Your assignment
Could you repeat the records below exactly, leaving the pictures out?

Input data
---

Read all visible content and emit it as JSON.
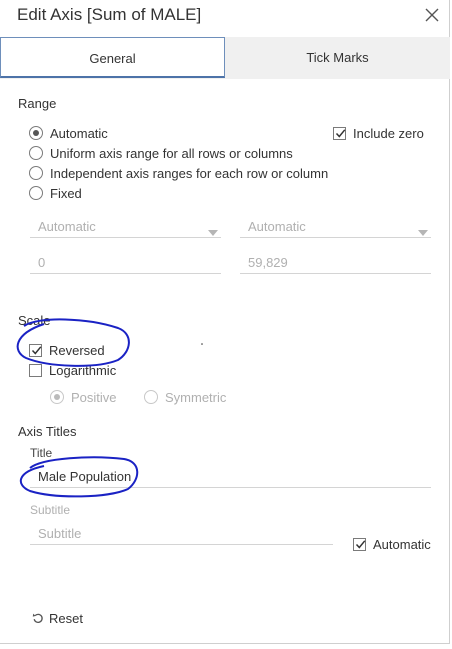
{
  "window": {
    "title": "Edit Axis [Sum of MALE]"
  },
  "tabs": [
    {
      "label": "General",
      "active": true
    },
    {
      "label": "Tick Marks",
      "active": false
    }
  ],
  "range": {
    "label": "Range",
    "options": [
      {
        "label": "Automatic",
        "selected": true
      },
      {
        "label": "Uniform axis range for all rows or columns",
        "selected": false
      },
      {
        "label": "Independent axis ranges for each row or column",
        "selected": false
      },
      {
        "label": "Fixed",
        "selected": false
      }
    ],
    "include_zero": {
      "label": "Include zero",
      "checked": true
    },
    "start_select": "Automatic",
    "end_select": "Automatic",
    "start_value": "0",
    "end_value": "59,829"
  },
  "scale": {
    "label": "Scale",
    "reversed": {
      "label": "Reversed",
      "checked": true
    },
    "logarithmic": {
      "label": "Logarithmic",
      "checked": false
    },
    "positive": {
      "label": "Positive",
      "selected": true
    },
    "symmetric": {
      "label": "Symmetric",
      "selected": false
    }
  },
  "axis_titles": {
    "label": "Axis Titles",
    "title_label": "Title",
    "title_value": "Male Population",
    "subtitle_label": "Subtitle",
    "subtitle_placeholder": "Subtitle",
    "automatic": {
      "label": "Automatic",
      "checked": true
    }
  },
  "footer": {
    "reset_label": "Reset"
  },
  "colors": {
    "accent": "#4d73a8",
    "annotation": "#1a22c4"
  }
}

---

Output for this exercise
Read all visible content and emit it as JSON.
{
  "window": {
    "title": "Edit Axis [Sum of MALE]"
  },
  "tabs": [
    {
      "label": "General",
      "active": true
    },
    {
      "label": "Tick Marks",
      "active": false
    }
  ],
  "range": {
    "label": "Range",
    "options": [
      {
        "label": "Automatic",
        "selected": true
      },
      {
        "label": "Uniform axis range for all rows or columns",
        "selected": false
      },
      {
        "label": "Independent axis ranges for each row or column",
        "selected": false
      },
      {
        "label": "Fixed",
        "selected": false
      }
    ],
    "include_zero": {
      "label": "Include zero",
      "checked": true
    },
    "start_select": "Automatic",
    "end_select": "Automatic",
    "start_value": "0",
    "end_value": "59,829"
  },
  "scale": {
    "label": "Scale",
    "reversed": {
      "label": "Reversed",
      "checked": true
    },
    "logarithmic": {
      "label": "Logarithmic",
      "checked": false
    },
    "positive": {
      "label": "Positive",
      "selected": true
    },
    "symmetric": {
      "label": "Symmetric",
      "selected": false
    }
  },
  "axis_titles": {
    "label": "Axis Titles",
    "title_label": "Title",
    "title_value": "Male Population",
    "subtitle_label": "Subtitle",
    "subtitle_placeholder": "Subtitle",
    "automatic": {
      "label": "Automatic",
      "checked": true
    }
  },
  "footer": {
    "reset_label": "Reset"
  },
  "colors": {
    "accent": "#4d73a8",
    "annotation": "#1a22c4"
  }
}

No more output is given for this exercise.